Welcome to “Eating America,” a weekly cross-country culinary road trip. From New Orleans to Nashville to New York City, we explore America’s unique cuisines and hometown favorites through staff interviews, field notes, and delicious recipes. Read on for a chance to win a copy of our new The Complete Cook’s Country TV Show Cookbook.
When you grow up in Maryland, you grow up eating crabs—lots of them.
Test Kitchen Development Manager Brian Runk spent his childhood on the water with his grandparents. He liked to play with tiny minnows he caught with baits of bread, and to go crabbing with his grandmother. His whole family came together on his grandparents’ porch for crab feasts.
“I miss the yellow light and the heat lamps. The boom of lightning and the buzz of big cicadas. The sound of people hammering and cracking crab shells. I learned to do that before I was in kindergarten, how to clean and eat a crab.”
Above: Cook’s Country Maryland Crab Cakes
Seafood is prime on this East Coast state. Skipjacks harvest oyster beds and inspire oyster festivals, where Brian ate them fried, steamed, and raw. He’s nostalgic for rockfish—known as the striped bass anywhere but Maryland—a massive fish his mother stuffed with dill and pickles for Thanksgiving, right alongside the turkey. And don’t forget to put Old Bay seasoning on everything.
Most people recall growing up with peanut butter and jelly sandwiches and a cold class of milk. Then again, most people didn’t grow up in Annapolis. Brian’s equivalent of the PBJ?
“Iced tea, sweet as hell, and a white-bread soft crab sandwich, with the legs splayed out the sides like a spider and a tomato right out of the garden.”
Above: Cook’s Country Baltimore Pit Beef
Brian remembers Maryland by the smells of incredible food, like the intoxicating, tangy fragrance of horseradish and grilled pit beef. During his college years he drove the back roads between St. Mary’s County, where he went to school, and Annapolis to visit home. He’d smell the barbecue long before the saw the signs: juicy, rare-pink, paper-thin Pit Beef piled high on rye or a Kaiser roll.
Or Maryland’s prized Silver Queen Corn, a milky sweet corn with tiny kernels. Brian ate it hot or cold, but always fresh, steamed with every meal. Sometimes he could smell it being steamed right from the road.
“It’s like candy, nothing like what they have up here. The corn here is what you’d feed to cows.”
Or the smell of boiling tomatoes, which brings him back to his mother’s kitchen. Tomatoes grow abundantly in Maryland, “by the peck and by the bushel,” so canning is a necessity. Brian’s mother sliced them for dinner every night, with salt and vinegar or just plain, often with chilled cucumbers.

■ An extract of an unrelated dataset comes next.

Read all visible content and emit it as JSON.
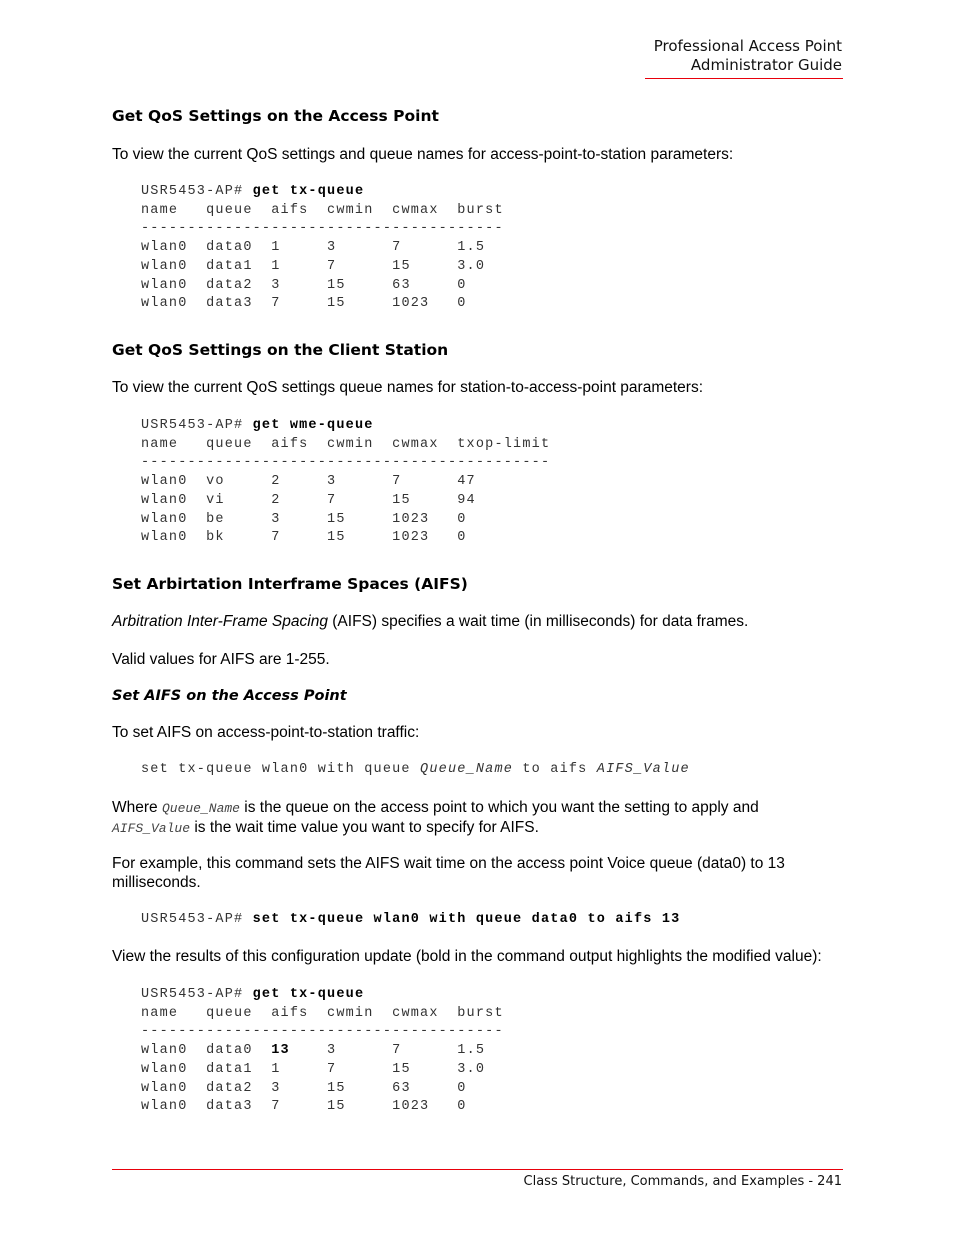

Above: Cook’s Country Smith Island Cake
Maryland will always be Brian’s home—this is a man who once considered getting a tattoo of the Maryland flag—even though he’s spent 15 years in Boston. Brian doesn’t try to replicate Maryland food from New England. After all, it’s a cuisine centered around the climate, the bay seafood, and the produce.

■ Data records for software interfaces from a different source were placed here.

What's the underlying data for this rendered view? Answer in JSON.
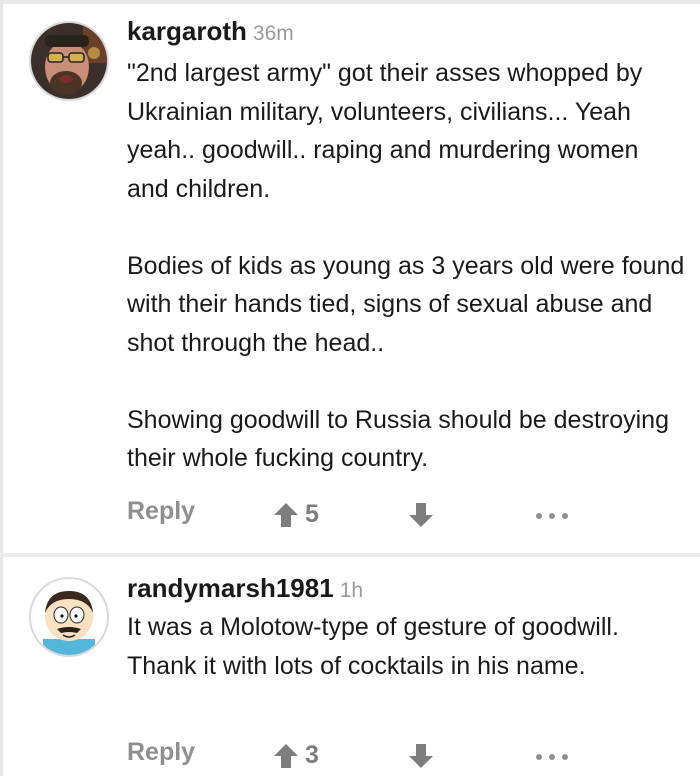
{
  "comments": [
    {
      "username": "kargaroth",
      "timestamp": "36m",
      "paragraphs": [
        "\"2nd largest army\" got their asses whopped by Ukrainian military, volunteers, civilians... Yeah yeah.. goodwill.. raping and murdering women and children.",
        "Bodies of kids as young as 3 years old were found with their hands tied, signs of sexual abuse and shot through the head..",
        "Showing goodwill to Russia should be destroying their whole fucking country."
      ],
      "reply_label": "Reply",
      "upvotes": "5"
    },
    {
      "username": "randymarsh1981",
      "timestamp": "1h",
      "paragraphs": [
        "It was a Molotow-type of gesture of goodwill. Thank it with lots of cocktails in his name."
      ],
      "reply_label": "Reply",
      "upvotes": "3"
    }
  ],
  "colors": {
    "username": "#1a1a1a",
    "timestamp": "#9a9a9a",
    "action_gray": "#8f8f8f",
    "divider": "#ececec"
  },
  "icons": [
    "upvote-arrow-icon",
    "downvote-arrow-icon",
    "more-options-icon"
  ]
}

“But I know I’m back when I hear the sounds, see the light, feel the heat, and smell the food.”
Above: Brian (in red) with his son, daughter, brother, and sister (and another brother’s daughters—their dad was out on his boat), at a dock where the Magothy River meets the Chesapeake Bay.
All featured recipes in this post will be free through October 21, 2012.
Last Week’s Contest – The winner of our Regional Favorites: Texan Fare giveaway is Dave, who wrote: “I don’t know if it’s a regional recipe or not, but my mom still makes a molasses cookie recipe she learned by heart at the side of her grandmother, who learned it from her grandmother, who used to sell them to travelers on the stagecoach in the Berkshires. And no, I can’t pass it along—it’s never been written down, just orally handed on to the females in the family as a rite of passage.” Thanks, Dave!
This Week’s Comment Contest Giveaway – What cooking smells bring you back to your childhood?
Let us know in the comments for a chance to win a copy of The Complete Cook’s Country TV Show Cookbook, which includes more than 200 great American recipes like Baltimore Pit Beef and Grilled Corn on the Cob with Chesapeake Bay Butter.